• WORK TASK
From the records below, please return each line that holds the word "text".
ENTRIES PROVIDED Start Marker
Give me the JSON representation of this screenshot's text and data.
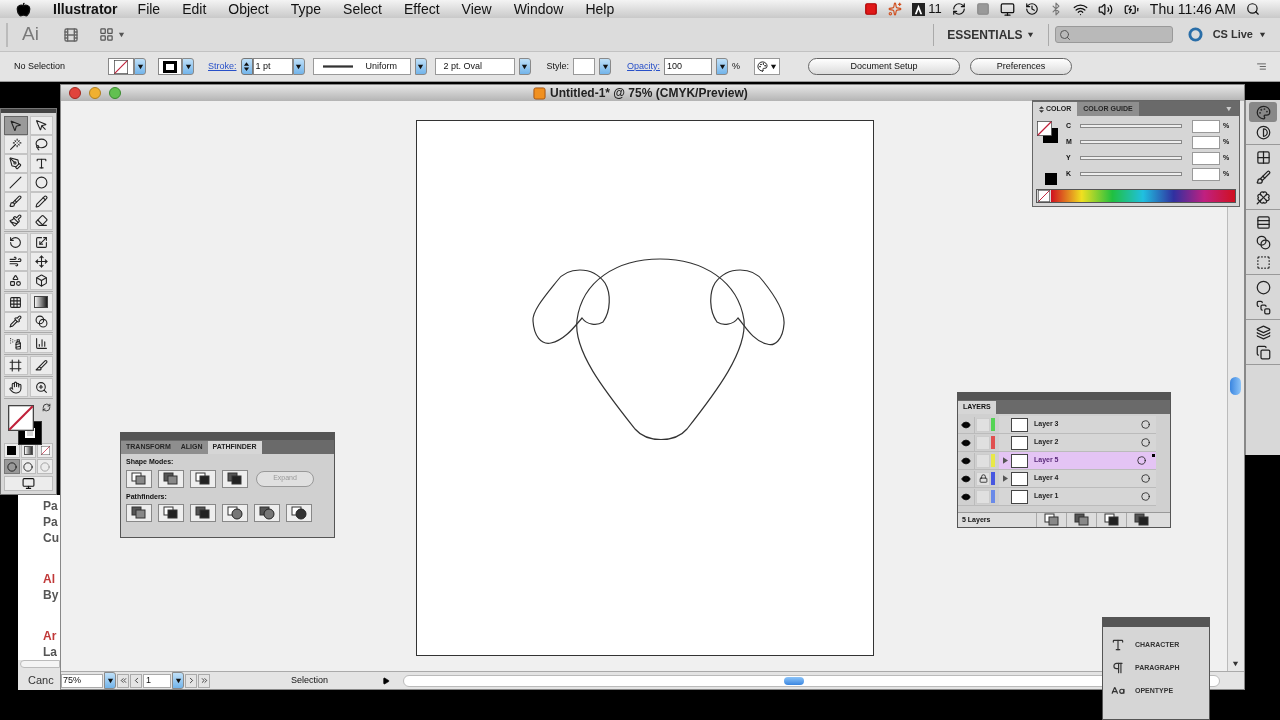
{
  "menu_bar": {
    "app_name": "Illustrator",
    "menus": [
      "File",
      "Edit",
      "Object",
      "Type",
      "Select",
      "Effect",
      "View",
      "Window",
      "Help"
    ],
    "adobe_count": "11",
    "clock": "Thu 11:46 AM"
  },
  "app_bar": {
    "logo": "Ai",
    "workspace": "ESSENTIALS",
    "cs_live": "CS Live"
  },
  "control_bar": {
    "selection": "No Selection",
    "stroke_label": "Stroke:",
    "stroke_weight": "1 pt",
    "profile": "Uniform",
    "brush": "2 pt. Oval",
    "style_label": "Style:",
    "opacity_label": "Opacity:",
    "opacity": "100",
    "percent": "%",
    "buttons": [
      "Document Setup",
      "Preferences"
    ]
  },
  "background_window": {
    "lines": [
      {
        "text": "Pa",
        "kind": "body"
      },
      {
        "text": "Pa",
        "kind": "body"
      },
      {
        "text": "Cu",
        "kind": "body"
      },
      {
        "text": "Al",
        "kind": "heading"
      },
      {
        "text": "By",
        "kind": "body"
      },
      {
        "text": "Ar",
        "kind": "heading"
      },
      {
        "text": "La",
        "kind": "body"
      },
      {
        "text": "Canc",
        "kind": "button"
      }
    ]
  },
  "document_window": {
    "title": "Untitled-1* @ 75% (CMYK/Preview)",
    "zoom": "75%",
    "artboard": "1",
    "status": "Selection"
  },
  "toolbox": {
    "tool_groups": [
      [
        {
          "kind": "selection",
          "selected": true
        },
        {
          "kind": "direct-selection",
          "selected": false
        },
        {
          "kind": "magic-wand",
          "selected": false
        },
        {
          "kind": "lasso",
          "selected": false
        },
        {
          "kind": "pen",
          "selected": false
        },
        {
          "kind": "type",
          "selected": false
        },
        {
          "kind": "line",
          "selected": false
        },
        {
          "kind": "ellipse",
          "selected": false
        },
        {
          "kind": "brush",
          "selected": false
        },
        {
          "kind": "pencil",
          "selected": false
        },
        {
          "kind": "blob-brush",
          "selected": false
        },
        {
          "kind": "eraser",
          "selected": false
        }
      ],
      [
        {
          "kind": "rotate",
          "selected": false
        },
        {
          "kind": "scale",
          "selected": false
        },
        {
          "kind": "warp",
          "selected": false
        },
        {
          "kind": "free-transform",
          "selected": false
        },
        {
          "kind": "shape-builder",
          "selected": false
        },
        {
          "kind": "perspective",
          "selected": false
        }
      ],
      [
        {
          "kind": "mesh",
          "selected": false
        },
        {
          "kind": "gradient",
          "selected": false
        },
        {
          "kind": "eyedropper",
          "selected": false
        },
        {
          "kind": "blend",
          "selected": false
        }
      ],
      [
        {
          "kind": "symbol-sprayer",
          "selected": false
        },
        {
          "kind": "graph",
          "selected": false
        }
      ],
      [
        {
          "kind": "artboard",
          "selected": false
        },
        {
          "kind": "slice",
          "selected": false
        }
      ],
      [
        {
          "kind": "hand",
          "selected": false
        },
        {
          "kind": "zoom",
          "selected": false
        }
      ]
    ]
  },
  "color_panel": {
    "tabs": [
      {
        "label": "COLOR",
        "selected": true
      },
      {
        "label": "COLOR GUIDE",
        "selected": false
      }
    ],
    "channels": [
      {
        "label": "C",
        "unit": "%"
      },
      {
        "label": "M",
        "unit": "%"
      },
      {
        "label": "Y",
        "unit": "%"
      },
      {
        "label": "K",
        "unit": "%"
      }
    ]
  },
  "dock": {
    "groups": [
      [
        {
          "kind": "color",
          "selected": true
        },
        {
          "kind": "color-guide",
          "selected": false
        }
      ],
      [
        {
          "kind": "swatches",
          "selected": false
        },
        {
          "kind": "brushes",
          "selected": false
        },
        {
          "kind": "symbols",
          "selected": false
        }
      ],
      [
        {
          "kind": "stroke",
          "selected": false
        },
        {
          "kind": "gradient",
          "selected": false
        },
        {
          "kind": "transparency",
          "selected": false
        }
      ],
      [
        {
          "kind": "appearance",
          "selected": false
        },
        {
          "kind": "graphic-styles",
          "selected": false
        }
      ],
      [
        {
          "kind": "layers",
          "selected": false
        },
        {
          "kind": "artboards",
          "selected": false
        }
      ]
    ]
  },
  "layers_panel": {
    "tab": "LAYERS",
    "layers": [
      {
        "name": "Layer 3",
        "color": "#55d455",
        "visible": true,
        "locked": false,
        "expandable": false,
        "selected": false
      },
      {
        "name": "Layer 2",
        "color": "#e05050",
        "visible": true,
        "locked": false,
        "expandable": false,
        "selected": false
      },
      {
        "name": "Layer 5",
        "color": "#e8e848",
        "visible": true,
        "locked": false,
        "expandable": true,
        "selected": true
      },
      {
        "name": "Layer 4",
        "color": "#4858e0",
        "visible": true,
        "locked": true,
        "expandable": true,
        "selected": false
      },
      {
        "name": "Layer 1",
        "color": "#6a8ae8",
        "visible": true,
        "locked": false,
        "expandable": false,
        "selected": false
      }
    ],
    "count": "5 Layers"
  },
  "pathfinder_panel": {
    "tabs": [
      {
        "label": "TRANSFORM",
        "selected": false
      },
      {
        "label": "ALIGN",
        "selected": false
      },
      {
        "label": "PATHFINDER",
        "selected": true
      }
    ],
    "shape_modes_label": "Shape Modes:",
    "expand": {
      "label": "Expand",
      "disabled": true
    },
    "pathfinders_label": "Pathfinders:"
  },
  "character_panel": {
    "items": [
      {
        "label": "CHARACTER",
        "kind": "character"
      },
      {
        "label": "PARAGRAPH",
        "kind": "paragraph"
      },
      {
        "label": "OPENTYPE",
        "kind": "opentype"
      }
    ]
  }
}
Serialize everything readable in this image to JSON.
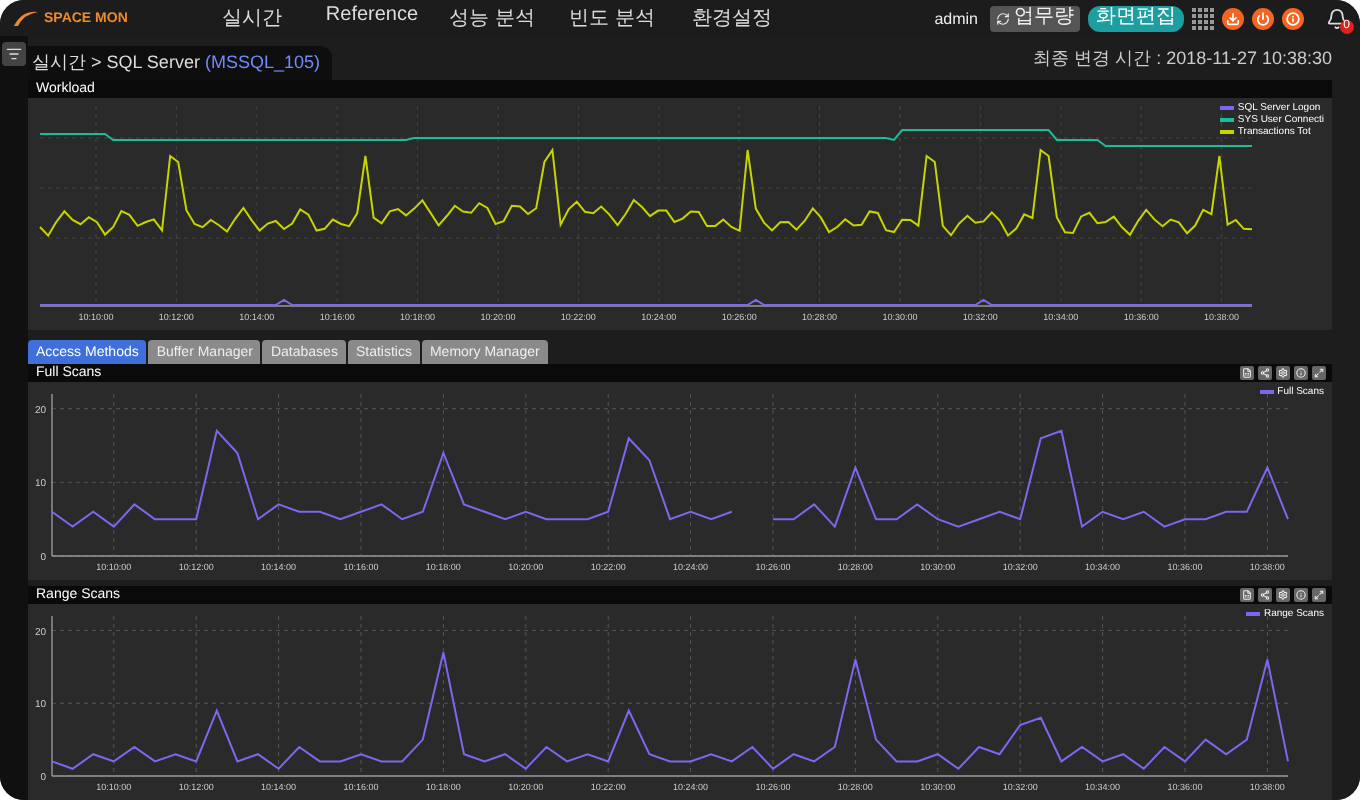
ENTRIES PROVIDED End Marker
• ANSWER TO THIS EXERCISE
Give me the JSON representation of this screenshot's text and data.
        "text": "Pa",
        "text": "Pa",
        "text": "Cu",
        "text": "Al",
        "text": "By",
        "text": "Ar",
        "text": "La",
        "text": "Canc",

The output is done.